• Exercise details: Copy each line of the following data that contains "Prepare".

• Entries taken from a collection:
= Beginning of Section =
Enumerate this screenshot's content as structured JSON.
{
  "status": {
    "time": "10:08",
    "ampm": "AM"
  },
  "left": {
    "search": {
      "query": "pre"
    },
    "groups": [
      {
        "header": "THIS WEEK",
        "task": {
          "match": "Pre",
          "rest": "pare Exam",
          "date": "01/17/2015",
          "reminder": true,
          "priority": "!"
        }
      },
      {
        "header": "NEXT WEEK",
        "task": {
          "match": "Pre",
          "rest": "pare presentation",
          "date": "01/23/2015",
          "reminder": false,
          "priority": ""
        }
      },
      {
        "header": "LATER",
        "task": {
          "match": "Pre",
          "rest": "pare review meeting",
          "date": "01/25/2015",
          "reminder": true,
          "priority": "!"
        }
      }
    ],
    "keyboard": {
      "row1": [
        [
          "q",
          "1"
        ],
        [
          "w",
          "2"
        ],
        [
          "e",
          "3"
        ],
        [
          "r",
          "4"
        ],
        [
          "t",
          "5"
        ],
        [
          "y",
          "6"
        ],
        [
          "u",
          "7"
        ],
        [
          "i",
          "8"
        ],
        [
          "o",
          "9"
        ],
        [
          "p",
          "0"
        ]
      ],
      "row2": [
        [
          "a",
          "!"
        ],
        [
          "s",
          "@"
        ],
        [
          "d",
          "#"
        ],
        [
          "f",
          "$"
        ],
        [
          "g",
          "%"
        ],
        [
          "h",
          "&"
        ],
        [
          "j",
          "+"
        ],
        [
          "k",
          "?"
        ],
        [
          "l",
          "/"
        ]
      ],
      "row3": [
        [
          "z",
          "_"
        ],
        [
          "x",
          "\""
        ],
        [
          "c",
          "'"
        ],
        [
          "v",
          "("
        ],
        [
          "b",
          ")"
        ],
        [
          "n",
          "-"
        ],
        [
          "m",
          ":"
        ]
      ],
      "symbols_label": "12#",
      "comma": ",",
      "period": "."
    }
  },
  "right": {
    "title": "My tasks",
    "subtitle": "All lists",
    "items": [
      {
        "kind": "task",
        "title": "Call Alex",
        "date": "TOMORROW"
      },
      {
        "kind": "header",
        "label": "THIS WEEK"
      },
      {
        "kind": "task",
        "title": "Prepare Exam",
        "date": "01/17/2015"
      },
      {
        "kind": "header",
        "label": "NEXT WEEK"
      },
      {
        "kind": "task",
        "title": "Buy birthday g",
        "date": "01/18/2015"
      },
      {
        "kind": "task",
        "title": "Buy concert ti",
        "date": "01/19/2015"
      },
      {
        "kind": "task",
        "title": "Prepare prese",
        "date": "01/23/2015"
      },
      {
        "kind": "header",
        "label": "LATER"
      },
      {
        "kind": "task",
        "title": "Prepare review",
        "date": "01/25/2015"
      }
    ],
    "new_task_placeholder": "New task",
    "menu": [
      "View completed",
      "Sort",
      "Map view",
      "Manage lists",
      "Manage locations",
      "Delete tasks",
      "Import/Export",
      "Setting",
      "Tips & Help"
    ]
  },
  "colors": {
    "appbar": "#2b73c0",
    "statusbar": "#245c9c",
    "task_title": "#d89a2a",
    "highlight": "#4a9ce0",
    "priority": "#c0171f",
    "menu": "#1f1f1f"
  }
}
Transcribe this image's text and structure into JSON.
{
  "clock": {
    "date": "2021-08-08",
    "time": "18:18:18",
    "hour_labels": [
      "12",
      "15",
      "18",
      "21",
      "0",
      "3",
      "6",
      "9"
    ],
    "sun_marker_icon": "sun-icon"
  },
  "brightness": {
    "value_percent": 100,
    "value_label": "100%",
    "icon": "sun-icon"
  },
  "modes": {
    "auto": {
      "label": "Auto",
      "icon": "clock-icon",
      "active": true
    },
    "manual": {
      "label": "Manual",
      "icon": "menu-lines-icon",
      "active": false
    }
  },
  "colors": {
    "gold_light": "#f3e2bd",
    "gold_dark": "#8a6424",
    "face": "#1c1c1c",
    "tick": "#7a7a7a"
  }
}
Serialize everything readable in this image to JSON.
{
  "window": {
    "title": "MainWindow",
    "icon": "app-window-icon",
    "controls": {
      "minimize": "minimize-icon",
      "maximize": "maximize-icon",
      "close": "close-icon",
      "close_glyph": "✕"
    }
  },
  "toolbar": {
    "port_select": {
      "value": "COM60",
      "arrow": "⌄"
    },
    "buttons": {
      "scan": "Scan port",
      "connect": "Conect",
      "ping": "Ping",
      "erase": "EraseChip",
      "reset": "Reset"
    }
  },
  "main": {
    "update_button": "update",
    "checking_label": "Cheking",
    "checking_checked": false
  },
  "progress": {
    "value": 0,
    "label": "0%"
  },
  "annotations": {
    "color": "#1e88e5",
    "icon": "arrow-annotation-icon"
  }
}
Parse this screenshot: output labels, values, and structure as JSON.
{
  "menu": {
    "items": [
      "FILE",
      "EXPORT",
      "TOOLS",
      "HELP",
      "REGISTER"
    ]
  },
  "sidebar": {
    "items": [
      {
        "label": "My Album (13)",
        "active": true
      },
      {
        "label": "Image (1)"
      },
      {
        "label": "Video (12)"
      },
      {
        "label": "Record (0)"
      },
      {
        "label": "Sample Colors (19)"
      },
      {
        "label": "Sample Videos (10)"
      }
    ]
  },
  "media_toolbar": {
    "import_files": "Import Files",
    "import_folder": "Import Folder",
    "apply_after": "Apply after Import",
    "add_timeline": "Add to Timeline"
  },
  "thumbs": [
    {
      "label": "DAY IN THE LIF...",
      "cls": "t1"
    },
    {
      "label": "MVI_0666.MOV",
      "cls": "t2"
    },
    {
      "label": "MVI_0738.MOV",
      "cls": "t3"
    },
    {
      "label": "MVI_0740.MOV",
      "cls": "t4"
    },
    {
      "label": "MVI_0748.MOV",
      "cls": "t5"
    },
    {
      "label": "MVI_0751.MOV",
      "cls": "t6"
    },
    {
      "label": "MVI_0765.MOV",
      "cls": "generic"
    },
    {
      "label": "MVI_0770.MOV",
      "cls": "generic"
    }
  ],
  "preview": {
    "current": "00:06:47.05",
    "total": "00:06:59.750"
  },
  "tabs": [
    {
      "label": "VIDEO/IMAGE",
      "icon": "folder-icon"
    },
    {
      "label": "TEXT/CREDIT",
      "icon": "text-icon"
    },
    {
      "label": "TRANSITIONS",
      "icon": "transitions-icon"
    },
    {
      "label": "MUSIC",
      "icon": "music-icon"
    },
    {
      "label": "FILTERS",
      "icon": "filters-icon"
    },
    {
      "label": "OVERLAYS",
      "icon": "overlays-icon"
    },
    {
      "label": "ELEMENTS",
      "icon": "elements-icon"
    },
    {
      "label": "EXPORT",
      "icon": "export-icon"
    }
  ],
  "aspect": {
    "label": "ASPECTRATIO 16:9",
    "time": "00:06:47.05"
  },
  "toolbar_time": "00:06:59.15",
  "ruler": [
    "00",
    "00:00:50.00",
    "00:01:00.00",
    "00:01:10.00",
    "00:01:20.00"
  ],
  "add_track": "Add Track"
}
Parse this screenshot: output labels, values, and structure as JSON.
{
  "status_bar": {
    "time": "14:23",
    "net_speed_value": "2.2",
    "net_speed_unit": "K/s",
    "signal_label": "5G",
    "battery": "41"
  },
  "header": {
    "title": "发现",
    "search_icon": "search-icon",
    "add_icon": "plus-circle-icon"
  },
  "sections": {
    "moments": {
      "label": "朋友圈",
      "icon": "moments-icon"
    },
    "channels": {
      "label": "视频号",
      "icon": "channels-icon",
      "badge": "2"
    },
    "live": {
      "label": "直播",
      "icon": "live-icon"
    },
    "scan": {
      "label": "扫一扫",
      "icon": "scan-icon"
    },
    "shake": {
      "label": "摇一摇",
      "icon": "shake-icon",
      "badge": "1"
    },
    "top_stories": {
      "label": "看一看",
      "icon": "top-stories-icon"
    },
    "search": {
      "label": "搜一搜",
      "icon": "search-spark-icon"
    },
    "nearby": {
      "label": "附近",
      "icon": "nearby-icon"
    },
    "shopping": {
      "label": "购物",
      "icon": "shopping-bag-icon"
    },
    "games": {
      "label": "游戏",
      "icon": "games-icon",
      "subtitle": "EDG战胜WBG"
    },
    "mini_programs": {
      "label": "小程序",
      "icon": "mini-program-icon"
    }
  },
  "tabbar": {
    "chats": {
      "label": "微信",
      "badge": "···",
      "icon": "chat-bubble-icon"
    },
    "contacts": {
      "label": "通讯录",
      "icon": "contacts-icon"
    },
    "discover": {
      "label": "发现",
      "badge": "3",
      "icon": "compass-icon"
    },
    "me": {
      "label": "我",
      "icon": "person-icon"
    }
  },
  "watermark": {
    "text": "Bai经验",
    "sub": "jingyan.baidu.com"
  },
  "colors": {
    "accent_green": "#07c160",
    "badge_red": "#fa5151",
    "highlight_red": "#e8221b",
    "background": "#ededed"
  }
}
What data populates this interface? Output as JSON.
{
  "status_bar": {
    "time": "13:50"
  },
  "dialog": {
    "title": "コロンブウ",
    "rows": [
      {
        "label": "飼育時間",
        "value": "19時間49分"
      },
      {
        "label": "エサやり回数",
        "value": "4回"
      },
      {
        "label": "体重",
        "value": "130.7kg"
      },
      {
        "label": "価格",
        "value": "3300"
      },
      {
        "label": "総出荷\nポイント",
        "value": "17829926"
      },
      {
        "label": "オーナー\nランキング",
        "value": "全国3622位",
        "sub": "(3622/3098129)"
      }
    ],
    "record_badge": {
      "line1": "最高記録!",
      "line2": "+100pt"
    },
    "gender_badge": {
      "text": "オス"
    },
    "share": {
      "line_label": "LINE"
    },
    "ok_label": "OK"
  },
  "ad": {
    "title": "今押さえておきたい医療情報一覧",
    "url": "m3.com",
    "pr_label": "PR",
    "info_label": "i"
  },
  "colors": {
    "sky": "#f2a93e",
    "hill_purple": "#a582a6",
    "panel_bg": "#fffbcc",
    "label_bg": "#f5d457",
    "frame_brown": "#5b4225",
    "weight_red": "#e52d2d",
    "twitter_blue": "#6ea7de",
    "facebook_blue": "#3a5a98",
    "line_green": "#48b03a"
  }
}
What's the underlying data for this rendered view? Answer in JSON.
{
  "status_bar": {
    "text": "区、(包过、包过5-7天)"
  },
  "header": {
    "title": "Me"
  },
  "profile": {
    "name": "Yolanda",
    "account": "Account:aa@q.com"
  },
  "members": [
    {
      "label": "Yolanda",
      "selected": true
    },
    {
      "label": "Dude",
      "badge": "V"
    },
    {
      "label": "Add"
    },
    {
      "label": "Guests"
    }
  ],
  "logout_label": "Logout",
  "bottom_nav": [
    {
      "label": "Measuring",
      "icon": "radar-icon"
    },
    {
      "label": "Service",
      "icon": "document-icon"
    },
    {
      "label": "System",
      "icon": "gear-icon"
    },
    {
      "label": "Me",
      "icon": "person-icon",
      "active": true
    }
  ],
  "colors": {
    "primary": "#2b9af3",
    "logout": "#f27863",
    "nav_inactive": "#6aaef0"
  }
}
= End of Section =
• Your response:
        "title": "Prepare Exam",
        "title": "Prepare prese",
        "title": "Prepare review",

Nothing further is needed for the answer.